Updated: December 21, 2012 - 3:58 pm

Posted: December 21, 2012

LifeNet Health is a far different company than the one it began as 30 years ago.

Known in its early days as the Eastern Virginia Tissue Bank, the company offered organ solutions to doctors and surgeons only in the Hampton Roads area.

It soon became clear that the larger region needed such services, officials said, and now the Virginia Beach-based company processes organs, tissue and cells for clients across the globe.

"We tell people we are the world's most-trusted provider of transplant solutions," said Executive Vice President Douglas Wilson.

The company, which is located in the Princess Anne area, was founded by Bill Anderson, a tissue banking pioneer.

It has about 650 employees worldwide and has sites in Florida and Washington state.

As the commonwealth's only federally recognized organ procurement center, LifeNet Health provides products used for skin transplants, musculoskeletal disease treatments and more.
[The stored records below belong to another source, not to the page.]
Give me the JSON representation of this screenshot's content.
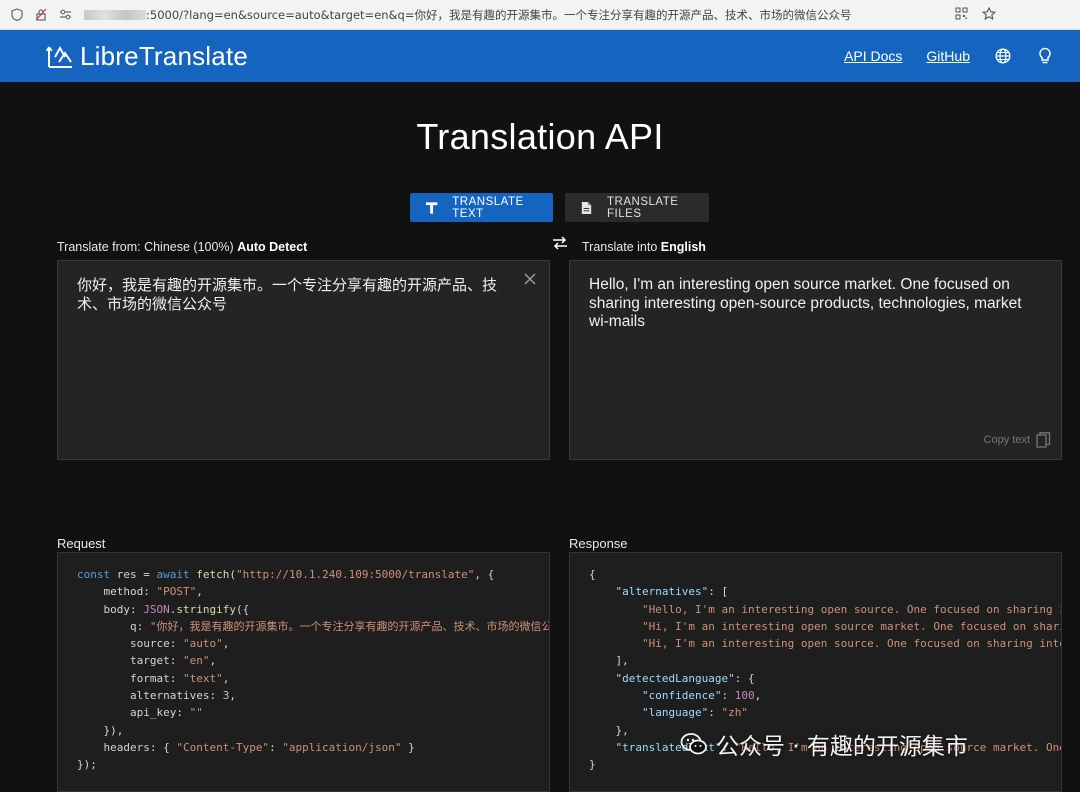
{
  "browser": {
    "url_suffix": ":5000/?lang=en&source=auto&target=en&q=你好，我是有趣的开源集市。一个专注分享有趣的开源产品、技术、市场的微信公众号"
  },
  "navbar": {
    "brand": "LibreTranslate",
    "links": [
      "API Docs",
      "GitHub"
    ],
    "color": "#1565c0"
  },
  "page": {
    "title": "Translation API",
    "modes": [
      "TRANSLATE TEXT",
      "TRANSLATE FILES"
    ]
  },
  "source": {
    "label_prefix": "Translate from:",
    "language": "Chinese (100%)",
    "detect": "Auto Detect",
    "text": "你好，我是有趣的开源集市。一个专注分享有趣的开源产品、技术、市场的微信公众号"
  },
  "target": {
    "label_prefix": "Translate into",
    "language": "English",
    "text": "Hello, I'm an interesting open source market. One focused on sharing interesting open-source products, technologies, market wi-mails",
    "copy_label": "Copy text"
  },
  "request": {
    "label": "Request",
    "url": "\"http://10.1.240.109:5000/translate\"",
    "method": "\"POST\"",
    "q": "\"你好，我是有趣的开源集市。一个专注分享有趣的开源产品、技术、市场的微信公众号\"",
    "source": "\"auto\"",
    "target": "\"en\"",
    "format": "\"text\"",
    "alternatives": "3",
    "api_key": "\"\"",
    "content_type_key": "\"Content-Type\"",
    "content_type_val": "\"application/json\""
  },
  "response": {
    "label": "Response",
    "alternatives": [
      "\"Hello, I'm an interesting open source. One focused on sharing interesting open-source products, technologies, market wi-mails\"",
      "\"Hi, I'm an interesting open source market. One focused on sharing interesting open-source products, technologies, market wi-mails\"",
      "\"Hi, I'm an interesting open source. One focused on sharing interesting open-source products, technologies, market wi-mails\""
    ],
    "confidence": "100",
    "language": "\"zh\"",
    "translated": "\"Hello, I'm an interesting open source market. One focused on sharing interesting open-source products, technologies, market wi-mails\""
  },
  "watermark": {
    "text": "公众号 · 有趣的开源集市"
  }
}
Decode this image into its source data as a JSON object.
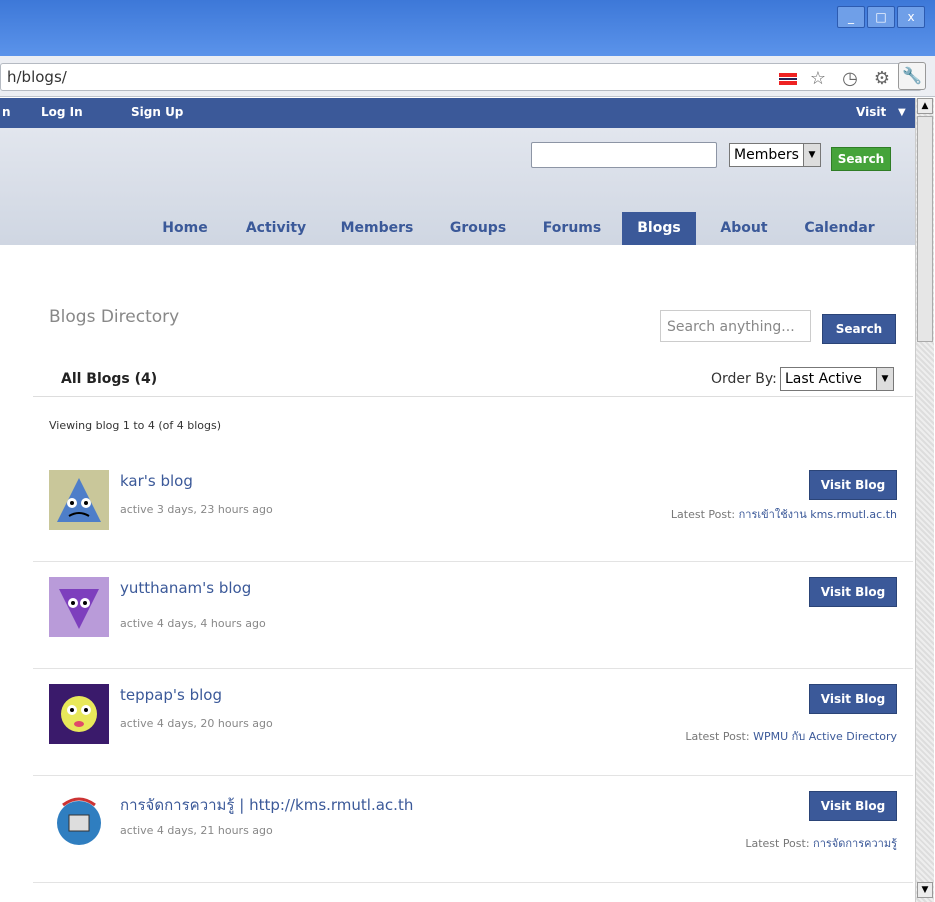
{
  "window": {
    "minimize": "_",
    "maximize": "□",
    "close": "x"
  },
  "browser": {
    "url": "h/blogs/",
    "flag_icon": "thai-flag-icon",
    "star_icon": "star-icon",
    "history_icon": "history-icon",
    "gear_icon": "gear-icon",
    "wrench_icon": "wrench-icon"
  },
  "adminbar": {
    "items": [
      "n",
      "Log In",
      "Sign Up"
    ],
    "visit": "Visit"
  },
  "header": {
    "search_value": "",
    "select_value": "Members",
    "search_btn": "Search"
  },
  "nav": [
    "Home",
    "Activity",
    "Members",
    "Groups",
    "Forums",
    "Blogs",
    "About",
    "Calendar"
  ],
  "directory": {
    "title": "Blogs Directory",
    "search_placeholder": "Search anything...",
    "search_btn": "Search",
    "tab": "All Blogs (4)",
    "order_label": "Order By:",
    "order_value": "Last Active",
    "viewing": "Viewing blog 1 to 4 (of 4 blogs)"
  },
  "blogs": [
    {
      "name": "kar's blog",
      "active": "active 3 days, 23 hours ago",
      "btn": "Visit Blog",
      "latest_label": "Latest Post:",
      "latest_link": "การเข้าใช้งาน kms.rmutl.ac.th"
    },
    {
      "name": "yutthanam's blog",
      "active": "active 4 days, 4 hours ago",
      "btn": "Visit Blog",
      "latest_label": "",
      "latest_link": ""
    },
    {
      "name": "teppap's blog",
      "active": "active 4 days, 20 hours ago",
      "btn": "Visit Blog",
      "latest_label": "Latest Post:",
      "latest_link": "WPMU กับ Active Directory"
    },
    {
      "name": "การจัดการความรู้ | http://kms.rmutl.ac.th",
      "active": "active 4 days, 21 hours ago",
      "btn": "Visit Blog",
      "latest_label": "Latest Post:",
      "latest_link": "การจัดการความรู้"
    }
  ]
}
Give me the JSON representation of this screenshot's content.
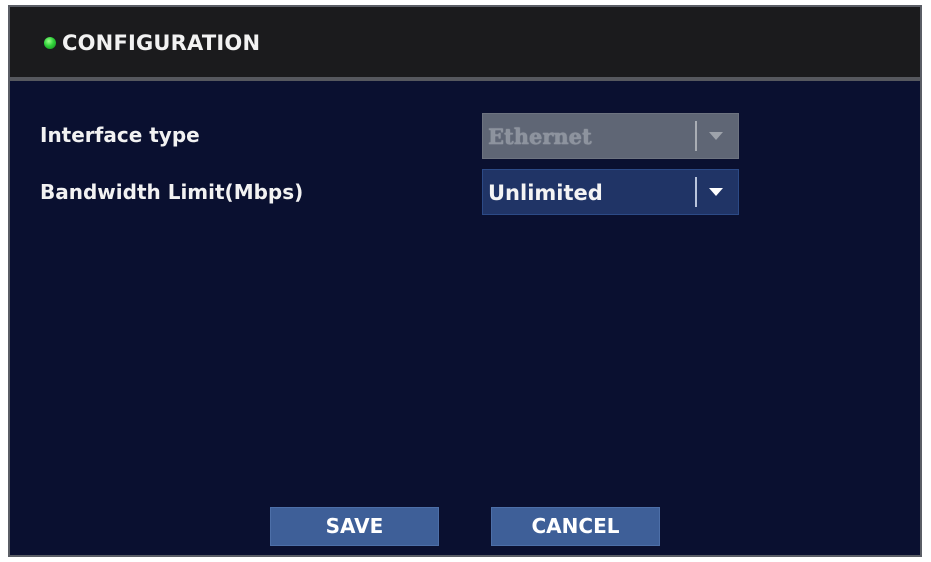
{
  "window": {
    "title": "CONFIGURATION",
    "status_color": "#2fd13a"
  },
  "form": {
    "rows": [
      {
        "label": "Interface type",
        "value": "Ethernet",
        "enabled": false,
        "icon": "chevron-down-icon"
      },
      {
        "label": "Bandwidth Limit(Mbps)",
        "value": "Unlimited",
        "enabled": true,
        "icon": "chevron-down-icon"
      }
    ]
  },
  "actions": {
    "save_label": "SAVE",
    "cancel_label": "CANCEL"
  },
  "colors": {
    "background": "#0a1030",
    "titlebar": "#1b1b1d",
    "select_bg": "#203466",
    "select_disabled_bg": "#5f6675",
    "button_bg": "#3e5f98"
  }
}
It has a presence in all 50 states, Wilson said, as well as international clients.

"Our current CEO, Ronny Thomas, had a special mission to help folks outside of the U.S. with the technology that they needed."

The company's early challenges are essentially some of the same issues it faces today: donations.

"If everybody who could be a donor was a donor, we would not have a waiting list," Wilson said. "And currently, about 18 people die every day waiting for an organ transplant."

Despite the challenges, the company is growing.

Earlier this year, it acquired Seattle-based Northwest Tissue Services, giving it a West Coast processing center.

In 2007, it acquired Florida Tissue Services for the same purpose.

In 2013, Wilson said, LifeNet has ambitions to advance its skin franchise and roll out new treatments for women who are post-mastectomy.

One of the company's main goals, he said, is to advance cost-efficiency in the health care realm.

"We are looking for ways to support hospitals and their need to reduce costs and support patients who undergo surgery to get out of the hospital quicker," Wilson said.nib

- Jared Council